This summer, Haber and Cornell are partnering with the UC Berkeley Linguistics Department and the UC Berkeley Libraries to start the biggest project yet—scanning and extracting sound from the 2700 wax cylinders stored in the University of California Phoebe Hearst Museum of Anthropology that document the culture, language and music of dozens of Native American tribes from California.
“These cylinders contain precious cultural artifacts, and we hope this project will make these songs and languages accessible in the communities they belong to,” says Berkeley Professor of Linguistics Andrew Garrett.
The wax cylinders Haber and his colleagues will be working with for this new project preserve sounds in grooves at varying depths. For these recordings, Haber uses a confocal microscope, which plays with focus and depth-of-field to determine the depth of the groove as it curves around the cylinder.

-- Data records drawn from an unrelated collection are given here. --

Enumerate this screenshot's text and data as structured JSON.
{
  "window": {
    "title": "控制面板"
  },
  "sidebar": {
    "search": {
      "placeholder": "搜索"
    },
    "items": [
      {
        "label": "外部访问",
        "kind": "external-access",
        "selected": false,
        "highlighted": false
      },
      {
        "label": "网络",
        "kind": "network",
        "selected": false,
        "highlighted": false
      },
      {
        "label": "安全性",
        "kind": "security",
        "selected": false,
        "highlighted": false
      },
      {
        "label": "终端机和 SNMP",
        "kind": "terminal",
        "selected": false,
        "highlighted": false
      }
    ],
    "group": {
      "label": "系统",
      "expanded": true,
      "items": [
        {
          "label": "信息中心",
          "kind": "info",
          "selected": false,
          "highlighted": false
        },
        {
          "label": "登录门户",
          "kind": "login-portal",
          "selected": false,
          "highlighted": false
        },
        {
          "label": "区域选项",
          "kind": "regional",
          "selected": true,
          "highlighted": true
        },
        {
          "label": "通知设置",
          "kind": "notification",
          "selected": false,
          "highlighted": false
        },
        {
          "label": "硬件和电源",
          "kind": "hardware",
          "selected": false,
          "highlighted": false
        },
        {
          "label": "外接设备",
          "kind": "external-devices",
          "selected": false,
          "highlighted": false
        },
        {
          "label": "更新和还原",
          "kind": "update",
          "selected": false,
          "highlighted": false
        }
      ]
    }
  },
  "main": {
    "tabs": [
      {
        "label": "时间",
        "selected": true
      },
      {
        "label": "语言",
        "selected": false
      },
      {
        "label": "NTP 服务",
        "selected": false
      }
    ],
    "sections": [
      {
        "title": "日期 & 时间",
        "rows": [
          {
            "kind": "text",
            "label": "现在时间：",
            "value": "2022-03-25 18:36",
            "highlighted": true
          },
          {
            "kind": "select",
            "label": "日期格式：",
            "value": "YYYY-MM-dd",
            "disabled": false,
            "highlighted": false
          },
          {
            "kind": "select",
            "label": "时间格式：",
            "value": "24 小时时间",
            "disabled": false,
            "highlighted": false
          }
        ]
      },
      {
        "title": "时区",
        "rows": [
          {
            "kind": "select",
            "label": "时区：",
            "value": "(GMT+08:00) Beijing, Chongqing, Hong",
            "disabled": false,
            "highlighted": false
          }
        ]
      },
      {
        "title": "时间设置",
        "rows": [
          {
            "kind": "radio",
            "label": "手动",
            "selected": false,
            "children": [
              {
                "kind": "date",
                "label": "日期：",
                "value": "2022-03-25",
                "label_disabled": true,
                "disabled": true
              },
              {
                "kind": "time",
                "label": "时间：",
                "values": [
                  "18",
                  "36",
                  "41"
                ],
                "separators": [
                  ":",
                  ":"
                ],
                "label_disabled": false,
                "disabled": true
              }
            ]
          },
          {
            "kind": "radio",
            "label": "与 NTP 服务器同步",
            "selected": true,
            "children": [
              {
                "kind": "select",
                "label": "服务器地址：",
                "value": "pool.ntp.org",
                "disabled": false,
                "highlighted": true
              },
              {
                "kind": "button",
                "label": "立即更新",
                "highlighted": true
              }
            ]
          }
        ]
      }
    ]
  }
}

Preservationists tried to extract the sounds from these wax cylinders in the 1970s by recording them onto tapes. But that solution left a lot to be desired, according to Garrett.
“The existing transfers are very noisy, and it is often impossible to even tell there is speech, let alone make out what is being said,” Garrett says. “We’re hoping that these new recordings will be of a high enough quality that a fluent speaker could actually understand what’s being said and that people can hear the songs well enough to learn them and perform them.”
After this project, Berkeley librarian Erik Mitchell hopes to apply this technique to help preserve other collections of grooved media.
“Preserving records is a huge deal in our field, and digitization is still an emerging field,” Mitchell says. “It’s really exciting to be part of something that we can replicate with other special collections stored in libraries and museums around the word. It’s a great opportunity and has a broad interdisciplinary impact.”